<<<<

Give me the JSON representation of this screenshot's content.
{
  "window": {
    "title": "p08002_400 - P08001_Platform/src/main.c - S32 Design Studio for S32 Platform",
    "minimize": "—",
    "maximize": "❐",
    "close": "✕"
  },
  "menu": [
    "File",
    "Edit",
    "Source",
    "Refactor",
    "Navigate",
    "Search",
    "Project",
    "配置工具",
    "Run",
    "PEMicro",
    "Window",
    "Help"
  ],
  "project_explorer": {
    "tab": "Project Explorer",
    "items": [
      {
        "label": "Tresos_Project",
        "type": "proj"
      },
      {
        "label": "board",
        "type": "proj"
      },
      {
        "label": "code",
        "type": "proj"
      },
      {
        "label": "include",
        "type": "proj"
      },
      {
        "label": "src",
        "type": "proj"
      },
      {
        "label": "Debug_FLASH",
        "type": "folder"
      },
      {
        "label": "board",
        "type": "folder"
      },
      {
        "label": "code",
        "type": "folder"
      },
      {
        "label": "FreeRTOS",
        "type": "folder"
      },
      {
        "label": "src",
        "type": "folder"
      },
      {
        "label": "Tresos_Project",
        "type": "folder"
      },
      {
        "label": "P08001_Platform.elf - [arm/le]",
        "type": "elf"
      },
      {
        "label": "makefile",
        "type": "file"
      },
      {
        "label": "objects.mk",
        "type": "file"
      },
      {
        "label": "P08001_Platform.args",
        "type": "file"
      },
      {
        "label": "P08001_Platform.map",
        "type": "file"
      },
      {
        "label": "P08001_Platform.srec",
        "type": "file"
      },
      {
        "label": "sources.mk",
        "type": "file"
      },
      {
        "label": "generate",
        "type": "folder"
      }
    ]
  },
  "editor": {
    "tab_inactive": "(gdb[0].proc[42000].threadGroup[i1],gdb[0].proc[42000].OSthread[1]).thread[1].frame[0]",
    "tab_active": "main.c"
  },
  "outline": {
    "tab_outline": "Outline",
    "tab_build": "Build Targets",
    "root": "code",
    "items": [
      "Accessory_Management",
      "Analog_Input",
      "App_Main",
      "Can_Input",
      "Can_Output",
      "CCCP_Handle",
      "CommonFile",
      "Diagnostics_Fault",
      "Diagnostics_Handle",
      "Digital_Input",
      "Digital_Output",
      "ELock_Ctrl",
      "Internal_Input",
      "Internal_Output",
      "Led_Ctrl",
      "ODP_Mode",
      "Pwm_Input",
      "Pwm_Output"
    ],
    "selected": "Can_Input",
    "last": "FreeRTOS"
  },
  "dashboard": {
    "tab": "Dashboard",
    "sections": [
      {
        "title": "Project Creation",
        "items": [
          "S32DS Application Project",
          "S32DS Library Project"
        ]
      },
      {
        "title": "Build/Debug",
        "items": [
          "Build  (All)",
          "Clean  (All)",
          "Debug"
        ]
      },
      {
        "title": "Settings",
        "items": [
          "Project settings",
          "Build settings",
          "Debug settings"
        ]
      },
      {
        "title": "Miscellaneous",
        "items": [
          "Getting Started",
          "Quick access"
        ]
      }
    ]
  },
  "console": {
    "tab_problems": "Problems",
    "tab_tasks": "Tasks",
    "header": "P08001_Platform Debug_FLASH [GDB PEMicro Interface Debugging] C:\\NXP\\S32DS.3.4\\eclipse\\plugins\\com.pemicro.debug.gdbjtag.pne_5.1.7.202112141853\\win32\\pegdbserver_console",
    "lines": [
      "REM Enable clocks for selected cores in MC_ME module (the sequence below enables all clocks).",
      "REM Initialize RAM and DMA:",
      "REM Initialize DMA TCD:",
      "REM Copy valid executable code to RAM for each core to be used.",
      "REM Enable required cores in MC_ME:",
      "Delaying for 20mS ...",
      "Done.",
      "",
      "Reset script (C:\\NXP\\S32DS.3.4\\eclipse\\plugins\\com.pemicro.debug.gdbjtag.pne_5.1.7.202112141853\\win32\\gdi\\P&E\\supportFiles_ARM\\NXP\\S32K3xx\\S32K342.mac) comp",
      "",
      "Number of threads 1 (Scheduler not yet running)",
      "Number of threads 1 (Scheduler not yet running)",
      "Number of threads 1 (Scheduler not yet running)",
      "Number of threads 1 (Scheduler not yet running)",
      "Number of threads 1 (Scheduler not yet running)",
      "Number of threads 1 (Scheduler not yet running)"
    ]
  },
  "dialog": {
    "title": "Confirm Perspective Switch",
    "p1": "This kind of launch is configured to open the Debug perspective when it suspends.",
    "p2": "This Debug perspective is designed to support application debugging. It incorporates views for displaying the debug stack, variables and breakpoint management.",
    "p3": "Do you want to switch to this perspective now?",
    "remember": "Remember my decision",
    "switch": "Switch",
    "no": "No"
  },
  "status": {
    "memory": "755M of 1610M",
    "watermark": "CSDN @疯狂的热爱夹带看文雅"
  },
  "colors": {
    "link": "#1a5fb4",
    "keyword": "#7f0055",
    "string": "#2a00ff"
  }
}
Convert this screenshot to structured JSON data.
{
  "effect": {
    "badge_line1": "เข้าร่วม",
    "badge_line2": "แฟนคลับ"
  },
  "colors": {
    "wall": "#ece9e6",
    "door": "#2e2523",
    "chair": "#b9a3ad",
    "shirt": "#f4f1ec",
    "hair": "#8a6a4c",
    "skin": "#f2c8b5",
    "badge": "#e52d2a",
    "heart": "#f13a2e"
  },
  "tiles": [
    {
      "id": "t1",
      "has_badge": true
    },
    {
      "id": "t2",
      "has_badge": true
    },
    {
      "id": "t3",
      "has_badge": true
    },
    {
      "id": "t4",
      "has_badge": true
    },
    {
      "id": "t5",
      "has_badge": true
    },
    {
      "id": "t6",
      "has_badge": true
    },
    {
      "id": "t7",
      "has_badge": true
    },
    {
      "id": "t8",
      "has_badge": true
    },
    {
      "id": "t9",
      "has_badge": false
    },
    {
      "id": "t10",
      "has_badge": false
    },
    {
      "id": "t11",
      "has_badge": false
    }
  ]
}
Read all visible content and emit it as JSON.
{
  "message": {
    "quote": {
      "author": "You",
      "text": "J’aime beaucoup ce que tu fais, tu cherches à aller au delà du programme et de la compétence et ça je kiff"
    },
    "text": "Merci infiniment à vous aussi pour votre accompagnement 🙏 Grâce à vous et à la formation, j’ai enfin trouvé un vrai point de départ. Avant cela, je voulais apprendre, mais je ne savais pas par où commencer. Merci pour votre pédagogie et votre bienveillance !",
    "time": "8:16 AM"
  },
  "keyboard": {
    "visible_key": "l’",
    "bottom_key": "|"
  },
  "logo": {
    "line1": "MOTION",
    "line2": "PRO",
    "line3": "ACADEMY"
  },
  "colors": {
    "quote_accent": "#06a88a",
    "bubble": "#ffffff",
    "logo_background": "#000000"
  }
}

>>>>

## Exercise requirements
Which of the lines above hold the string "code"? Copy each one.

## Finished task
        "label": "code",
        "label": "code",
    "root": "code",
      "REM Copy valid executable code to RAM for each core to be used.",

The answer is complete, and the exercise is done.